As was the case ten years ago on the same stage for the premiere of Glass’s Sixth Symphony, Davies proved himself a passionate advocate of his friend’s music, conducting with an eye on the larger narrative threads while maintaining admirable clarity in the complex passages. The ACO, long acquainted with Glass’s music, seemed to remain undaunted by its rhythmic intricacies. Instead, players often stumbled over exposed notes with intonation problems in the violins and an inexcusable amount of split notes in the brass.

Glass decided to pair Tuesday’s premiere with Arvo Pärt’s Lamentate, a work for piano and symphony orchestra released on record in 2005 but here given its first New York performance. In the program notes, Davies writes of the “distant, yet recognizable symbiosis” between the two composers. What would a conversation between the American Buddhist and the Estonian mystic sound like?

In the event, spirituality of either denomination was in short supply. Lamentate, with its unusually assertive protagonist in the form of the solo piano, played by the flamboyant Maki Namekawa, sounded conventionally cinematic, next to Glass’s more richly expressive and brashly saturated scoring.

Dodgy brass playing also marred Lamentate, which begins with a halting conversation between timpani, trumpet and piano before erupting in massive tutti explosions.  Much of Pärt’s music is a study in the contrast between high and low, the ethereal and the earthy. Lamentate is no exception. But while the gentle passages are undeniably lovely, the forceful ones often smack of bombast and there is too little to tie them together. Namekawa played her part with sensitivity and passion, making her opening chords ring like bells and bringing a touching naivete to a later music-boxy passage. There were arresting moments – an oriental motif in the oboe, an elegiac series of scooping octaves in the cello — but whereas Pärt’s greatest works inhabit a sense of otherworldliness, here the craft was too often in plain view.

In that sense, it was perhaps a fitting counterpart to Glass’s Symphony No. 9. Both composers are capable of writing exquisitely contemplative, inward-looking music. Glass’s Ninth, with its multiple ethnic and historical references, shows the 75-year-old composer’s unbroken curiosity about the contemporary outside world — and the past.

4 Responses to “Glass the minimalist turns symphonic maximalist in his Ninth”

  1. Posted Feb 01, 2012 at 11:19 pm by Hence

    A gorgeous piece of music, one I’m sure will unravel further over time.

  2. Posted Feb 06, 2012 at 12:06 am by Sam Merciers

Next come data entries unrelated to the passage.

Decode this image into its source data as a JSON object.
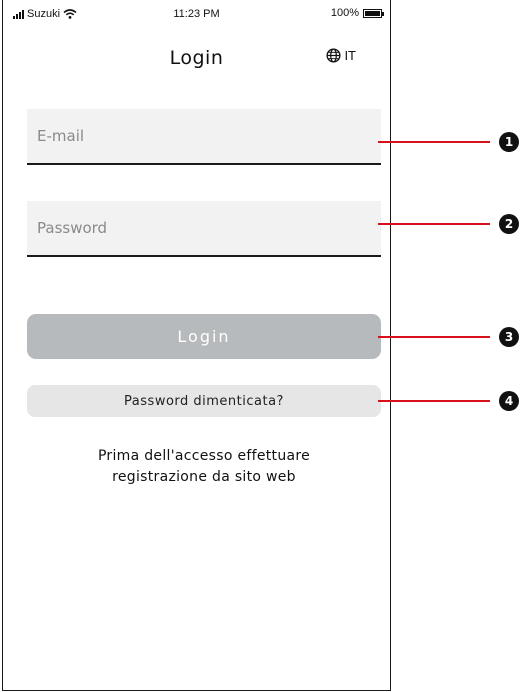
{
  "status_bar": {
    "carrier": "Suzuki",
    "time": "11:23 PM",
    "battery": "100%",
    "signal_icon": "signal-bars-icon",
    "wifi_icon": "wifi-icon",
    "battery_icon": "battery-icon"
  },
  "header": {
    "title": "Login",
    "language": "IT",
    "language_icon": "globe-icon"
  },
  "form": {
    "email_placeholder": "E-mail",
    "email_value": "",
    "password_placeholder": "Password",
    "password_value": "",
    "login_label": "Login",
    "forgot_label": "Password dimenticata?",
    "note_line1": "Prima dell'accesso effettuare",
    "note_line2": "registrazione da sito web"
  },
  "annotations": [
    "1",
    "2",
    "3",
    "4"
  ],
  "colors": {
    "annotation_line": "#d7111b",
    "login_button": "#b7babd",
    "forgot_button": "#e6e6e6",
    "field_background": "#f2f2f2"
  }
}
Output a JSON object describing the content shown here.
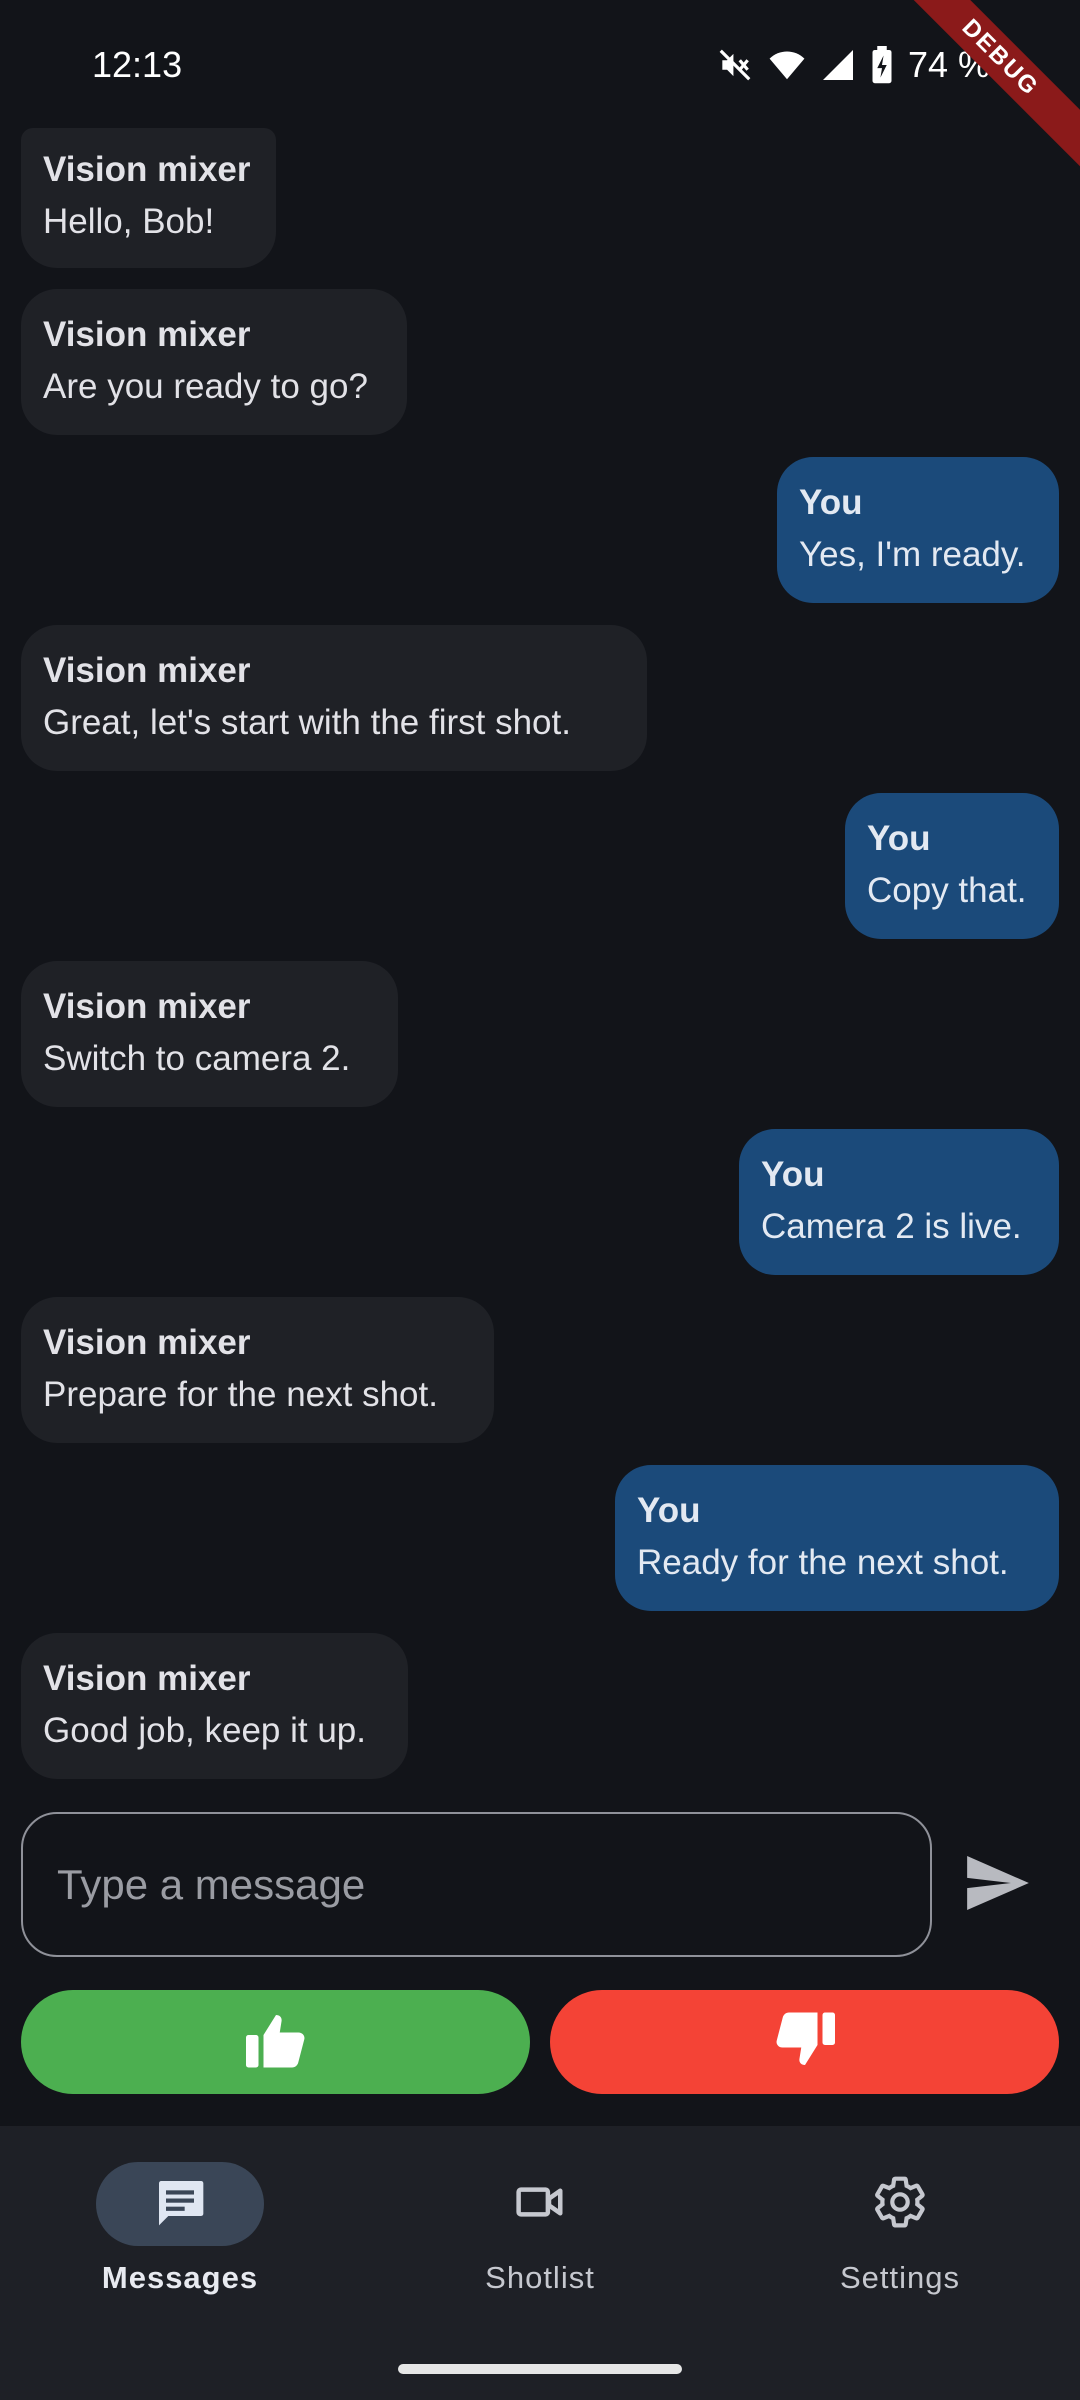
{
  "status_bar": {
    "time": "12:13",
    "battery": "74 %",
    "icons": [
      "mute-icon",
      "wifi-icon",
      "signal-icon",
      "battery-charging-icon"
    ]
  },
  "debug_banner": "DEBUG",
  "messages": [
    {
      "from": "them",
      "sender": "Vision mixer",
      "text": "Hello, Bob!"
    },
    {
      "from": "them",
      "sender": "Vision mixer",
      "text": "Are you ready to go?"
    },
    {
      "from": "you",
      "sender": "You",
      "text": "Yes, I'm ready."
    },
    {
      "from": "them",
      "sender": "Vision mixer",
      "text": "Great, let's start with the first shot."
    },
    {
      "from": "you",
      "sender": "You",
      "text": "Copy that."
    },
    {
      "from": "them",
      "sender": "Vision mixer",
      "text": "Switch to camera 2."
    },
    {
      "from": "you",
      "sender": "You",
      "text": "Camera 2 is live."
    },
    {
      "from": "them",
      "sender": "Vision mixer",
      "text": "Prepare for the next shot."
    },
    {
      "from": "you",
      "sender": "You",
      "text": "Ready for the next shot."
    },
    {
      "from": "them",
      "sender": "Vision mixer",
      "text": "Good job, keep it up."
    }
  ],
  "composer": {
    "placeholder": "Type a message",
    "value": ""
  },
  "reactions": {
    "thumbs_up_icon": "thumbs-up-icon",
    "thumbs_down_icon": "thumbs-down-icon",
    "thumbs_up_color": "#4caf50",
    "thumbs_down_color": "#f44336"
  },
  "bottom_nav": {
    "items": [
      {
        "label": "Messages",
        "icon": "message-icon",
        "active": true
      },
      {
        "label": "Shotlist",
        "icon": "video-camera-icon",
        "active": false
      },
      {
        "label": "Settings",
        "icon": "gear-icon",
        "active": false
      }
    ]
  },
  "colors": {
    "background": "#121419",
    "bubble_them": "#1f2126",
    "bubble_you": "#1b4a7a",
    "nav_background": "#1e2026",
    "nav_active_pill": "#3a4657"
  }
}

    Do you really think that Glass’s newest symphony “…shows the 75-year-old composer’s unbroken curiosity about the contemporary outside world…”? I found it far too long and far too boring. Glass barely looks outside his existing catalog for material. Also, I seem to have missed the “…rhythmic intricacies…” mentioned in the article. What I heard was Glass over and again gives us unrelated series of events with little rhythmic variation. Rather than transition from one section to the next, the music simply stops doing one thing and begins doing another. Not that complex transitions are a requirement, but considering he downbeat heavy (and not at all intricate) rhythmic approach and the relentlessness of the overall work, turning a few corners in a clever way would have helped his cause a great deal.

    This piece is going to be popular however, because it’s easy to ignore and doesn’t challenge listeners. It sounds to me like Glass didn’t challenge himself much either.

  3. Posted Feb 06, 2012 at 3:51 pm by Chris Carss

    I wonder if the article meant to say “contrabass trombone”? The regular bass trombone has been a standard part of the orchestra since the early 19th century. From all the low pitch growling I could hear in the performance on the radio today, I would say the contrabass members of the clarinet, bassoon, and trombone families are all there in this amazing new piece of music!

  4. Posted Feb 09, 2012 at 8:28 pm by Anthony Bannister

    Pieces that are easy to ignore generally become popular, yeah, that’s the way it works, sure.